- Comparison of Symmetric Encryption Methods - Dhole Moments
- Latacora - Cryptographic Right Answers
- Block ciphers are basically keyed pseudo-random permutation functions
- Be aware of nonce reuse: initialization vector - How bad it is using the same IV twice with AES/GCM? - Cryptography Stack Exchange
- Be aware of limits on how much data/messages you can safely encrypt under the same key (“cryptographic wear-out”): Cryptographic Wear-Out for Symmetric Encryption - Dhole Moments
stands for “authenticated encryption with associated data”
Authenticated Encryption (AE)
- I.e. “MACs built-in to encryption”
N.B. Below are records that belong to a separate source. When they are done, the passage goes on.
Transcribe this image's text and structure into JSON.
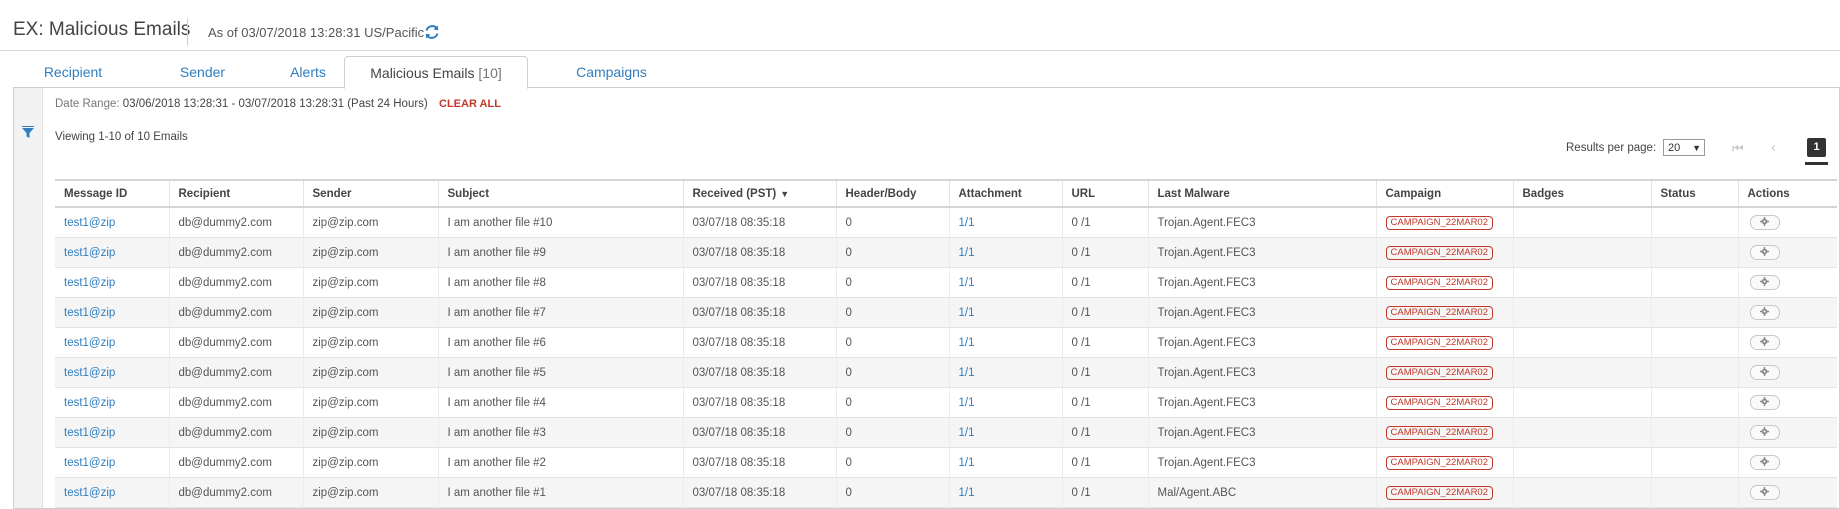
{
  "header": {
    "title": "EX: Malicious Emails",
    "as_of": "As of 03/07/2018 13:28:31 US/Pacific",
    "refresh_icon": "refresh-icon"
  },
  "tabs": [
    {
      "label": "Recipient",
      "count": ""
    },
    {
      "label": "Sender",
      "count": ""
    },
    {
      "label": "Alerts",
      "count": ""
    },
    {
      "label": "Malicious Emails",
      "count": "[10]"
    },
    {
      "label": "Campaigns",
      "count": ""
    }
  ],
  "filters": {
    "date_range_label": "Date Range:",
    "date_range_value": "03/06/2018 13:28:31 - 03/07/2018 13:28:31 (Past 24 Hours)",
    "clear_all": "CLEAR ALL"
  },
  "viewing": "Viewing 1-10 of 10 Emails",
  "pagination": {
    "results_per_page_label": "Results per page:",
    "results_per_page": "20",
    "current_page": "1"
  },
  "table": {
    "columns": [
      "Message ID",
      "Recipient",
      "Sender",
      "Subject",
      "Received (PST)",
      "Header/Body",
      "Attachment",
      "URL",
      "Last Malware",
      "Campaign",
      "Badges",
      "Status",
      "Actions"
    ],
    "rows": [
      {
        "message_id": "test1@zip",
        "recipient": "db@dummy2.com",
        "sender": "zip@zip.com",
        "subject": "I am another file #10",
        "received": "03/07/18 08:35:18",
        "header_body": "0",
        "attachment": "1/1",
        "url": "0 /1",
        "last_malware": "Trojan.Agent.FEC3",
        "campaign": "CAMPAIGN_22MAR02"
      },
      {
        "message_id": "test1@zip",
        "recipient": "db@dummy2.com",
        "sender": "zip@zip.com",
        "subject": "I am another file #9",
        "received": "03/07/18 08:35:18",
        "header_body": "0",
        "attachment": "1/1",
        "url": "0 /1",
        "last_malware": "Trojan.Agent.FEC3",
        "campaign": "CAMPAIGN_22MAR02"
      },
      {
        "message_id": "test1@zip",
        "recipient": "db@dummy2.com",
        "sender": "zip@zip.com",
        "subject": "I am another file #8",
        "received": "03/07/18 08:35:18",
        "header_body": "0",
        "attachment": "1/1",
        "url": "0 /1",
        "last_malware": "Trojan.Agent.FEC3",
        "campaign": "CAMPAIGN_22MAR02"
      },
      {
        "message_id": "test1@zip",
        "recipient": "db@dummy2.com",
        "sender": "zip@zip.com",
        "subject": "I am another file #7",
        "received": "03/07/18 08:35:18",
        "header_body": "0",
        "attachment": "1/1",
        "url": "0 /1",
        "last_malware": "Trojan.Agent.FEC3",
        "campaign": "CAMPAIGN_22MAR02"
      },
      {
        "message_id": "test1@zip",
        "recipient": "db@dummy2.com",
        "sender": "zip@zip.com",
        "subject": "I am another file #6",
        "received": "03/07/18 08:35:18",
        "header_body": "0",
        "attachment": "1/1",
        "url": "0 /1",
        "last_malware": "Trojan.Agent.FEC3",
        "campaign": "CAMPAIGN_22MAR02"
      },
      {
        "message_id": "test1@zip",
        "recipient": "db@dummy2.com",
        "sender": "zip@zip.com",
        "subject": "I am another file #5",
        "received": "03/07/18 08:35:18",
        "header_body": "0",
        "attachment": "1/1",
        "url": "0 /1",
        "last_malware": "Trojan.Agent.FEC3",
        "campaign": "CAMPAIGN_22MAR02"
      },
      {
        "message_id": "test1@zip",
        "recipient": "db@dummy2.com",
        "sender": "zip@zip.com",
        "subject": "I am another file #4",
        "received": "03/07/18 08:35:18",
        "header_body": "0",
        "attachment": "1/1",
        "url": "0 /1",
        "last_malware": "Trojan.Agent.FEC3",
        "campaign": "CAMPAIGN_22MAR02"
      },
      {
        "message_id": "test1@zip",
        "recipient": "db@dummy2.com",
        "sender": "zip@zip.com",
        "subject": "I am another file #3",
        "received": "03/07/18 08:35:18",
        "header_body": "0",
        "attachment": "1/1",
        "url": "0 /1",
        "last_malware": "Trojan.Agent.FEC3",
        "campaign": "CAMPAIGN_22MAR02"
      },
      {
        "message_id": "test1@zip",
        "recipient": "db@dummy2.com",
        "sender": "zip@zip.com",
        "subject": "I am another file #2",
        "received": "03/07/18 08:35:18",
        "header_body": "0",
        "attachment": "1/1",
        "url": "0 /1",
        "last_malware": "Trojan.Agent.FEC3",
        "campaign": "CAMPAIGN_22MAR02"
      },
      {
        "message_id": "test1@zip",
        "recipient": "db@dummy2.com",
        "sender": "zip@zip.com",
        "subject": "I am another file #1",
        "received": "03/07/18 08:35:18",
        "header_body": "0",
        "attachment": "1/1",
        "url": "0 /1",
        "last_malware": "Mal/Agent.ABC",
        "campaign": "CAMPAIGN_22MAR02"
      }
    ]
  },
  "colors": {
    "link": "#2f7ec0",
    "badge_red": "#c0392b",
    "clear_all": "#c0392b"
  }
}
- Prevents the ciphertext that was transmitted to you from being tampered with by a third party that doesn’t know the key. This can break the overall security of your system in unexpected ways.
- Also prevents padding oracle attacks that even recover the key.
- XML Encryption famously broke due to lacking authentication: https://www.nds.rub.de/media/nds/veroeffentlichungen/2011/10/22/HowToBreakXMLenc.pdf
- Associated Data (AD)
- Prevents the ciphertext from being “pulled out of context” by a third party that doesn’t know the key.
- A good crypto stackoverflow answer on why this can be dangerous: encryption - What is the purpose of associated authenticated data in AEAD? - Information Security Stack Exchange
Also interesting, but not captured in “AEAD” is probabilistic encryption:
- Prevents the same message to have the same ciphertext when encrypted twice with the same key.
- Usually achieved by providing a nonce (sometimes called initialization vector) that is either randomly generated or incremented for every message with a given random key.
Most ciphers are probabilistic (or “non-deterministic”). So why are some ciphers deterministic?
- You might not need additional randomness if your messages are inherently random, e.g. when you’re doing key-wrapping.
- To provide non-determinism you need to attach a random nonce to your ciphertext. Deterministic encryption ciphertexts thus tend to be shorter.